Duration: 1st April 2000 – 30th June 2001

Outputs:

The following were produced as outputs of this project:

  1. A book reviewing major examples of innovative tenure systems and their impact in improving security for the urban poor, planning and land management and tenure security. The book was launched at the World Urban Forum at UN-HABITAT, Nairobi in Appril/May 2002 and at a Cities Alliance seminar on “Secure Tenure for the Urban Poor” in Washington DC in May 2002
  2. A documentary Film (transmitted on BBC World television in June 2001) as a contribution to the United Nations Istanbul +5 Conference.
  3. A video version of the film in VHS and BetaMax formats in English, French and Spanish (available from TVE International, mail TVE distribution for information on delivery).
  4. An information or media pack entitled ‘Land Rites’ for international distribution to media networks, NGO’s etc.

Background:

Security of tenure, or the lack of it, is emerging as a key factor in the ability and willingness of poor households to protect themselves from the threat of forced evictions, or to invest in improving their living conditions. Recent approaches have varied between the extremes of removing unauthorised settlements or granting residents full freehold titles to their plots. These approaches impose further suffering on the poor, or grant them windfall benefits which distort land markets and may even encourage further unauthorised subdivisions. Various intermediate forms of tenure, such as Certificates of Use, Community Land Trusts, ground rent, condominium titles and transfer development rights, have been introduced to increase rights and security without intensifying land market distortions. These appear to offer improved security without raising expectations and can be implemented without recourse to legislative or administrative reforms. However, no comprehensive evaluation of the performance of such progressive, intermediate systems in practice has yet been undertaken.

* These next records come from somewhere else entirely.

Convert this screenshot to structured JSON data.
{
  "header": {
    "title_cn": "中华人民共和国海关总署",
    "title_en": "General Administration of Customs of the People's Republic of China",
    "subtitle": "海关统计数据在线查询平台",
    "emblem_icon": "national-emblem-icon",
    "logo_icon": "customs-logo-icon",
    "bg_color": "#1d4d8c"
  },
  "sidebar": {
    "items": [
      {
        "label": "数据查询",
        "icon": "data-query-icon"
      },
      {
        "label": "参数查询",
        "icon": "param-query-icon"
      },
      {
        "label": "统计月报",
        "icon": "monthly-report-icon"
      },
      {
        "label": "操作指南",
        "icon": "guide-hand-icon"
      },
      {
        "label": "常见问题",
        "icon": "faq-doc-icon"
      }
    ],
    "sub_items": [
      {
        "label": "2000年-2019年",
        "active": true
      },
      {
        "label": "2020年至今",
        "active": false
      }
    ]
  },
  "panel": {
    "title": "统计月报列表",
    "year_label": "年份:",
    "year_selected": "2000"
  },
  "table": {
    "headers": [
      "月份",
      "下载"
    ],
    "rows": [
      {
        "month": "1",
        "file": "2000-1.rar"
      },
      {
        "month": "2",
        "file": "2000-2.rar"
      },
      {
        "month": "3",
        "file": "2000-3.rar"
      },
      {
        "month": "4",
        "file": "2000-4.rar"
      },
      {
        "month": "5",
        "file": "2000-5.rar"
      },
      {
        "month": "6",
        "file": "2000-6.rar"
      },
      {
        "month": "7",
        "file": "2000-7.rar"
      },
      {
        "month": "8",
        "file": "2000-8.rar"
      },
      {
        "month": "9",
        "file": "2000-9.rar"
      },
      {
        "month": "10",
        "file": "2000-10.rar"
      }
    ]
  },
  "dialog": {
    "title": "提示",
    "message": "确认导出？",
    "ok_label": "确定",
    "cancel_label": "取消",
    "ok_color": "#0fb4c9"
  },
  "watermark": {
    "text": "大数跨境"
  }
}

This project reviewed the extent to which key examples have improved perceived security and encouraged local investment in dwelling and settlement improvements.

Security of tenure for the poor has been recognised by the United Nations as one of two issues (with governance) which will form the key issue for UN-HABITAT’s future programmes. These include a new Global Campaign for Secure Tenure and should be seen as the strategic entry point for the effective implementation of the Global Plan of Action for the Habitat Agenda and considers that legal recognition of tenure is one of the most signifiant steps that a national government ran take towards giving expression to the right to housing. The research provided a survey and assessment of innovative approaches which was presented at the UN Istanbul+5 meeting in 2001.

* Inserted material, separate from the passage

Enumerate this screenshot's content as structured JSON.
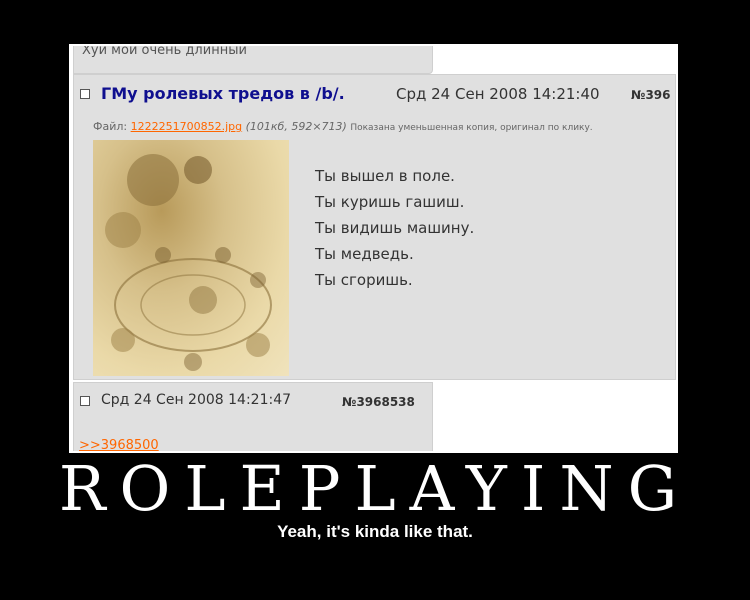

Security of tenure is a basic requirement in enabling the urban poor to survive and also improve their economic status within increasingly market based land markets. Providing households with appropriate forms of tenure security which are affordable to the poor, and protect the rights of tenants, women and other particularly vulnerable groups, is a prerequisite to reducing poverty and providing access to employment and essential services. Which cross cutting themes (i.e. gender, environment, sustainability) will be addressed by this project

Gender was a central concern of the project, as many women are denied access to security of tenure on equal terms to men, even though a substantial proportion of households in many countries are now female headed. This severely disadvantages both women and their children from obtaining secure accommodation. The provision of affordable and secure shelter can reduce the need for poor families to settle in environmentally sensitive or hazardous locations and therefore improve the urban and peri-urban environment. Effective tenure systems can also enhance economically and socially sustainable urban development. The project reviewed intermediate forms of tenure which seek to address these issues and assess the extent to which they have succeeded and offer lessons for other locations. It also identified the cultural and institutional factors which need to be considered when transferring such approaches from one context to another.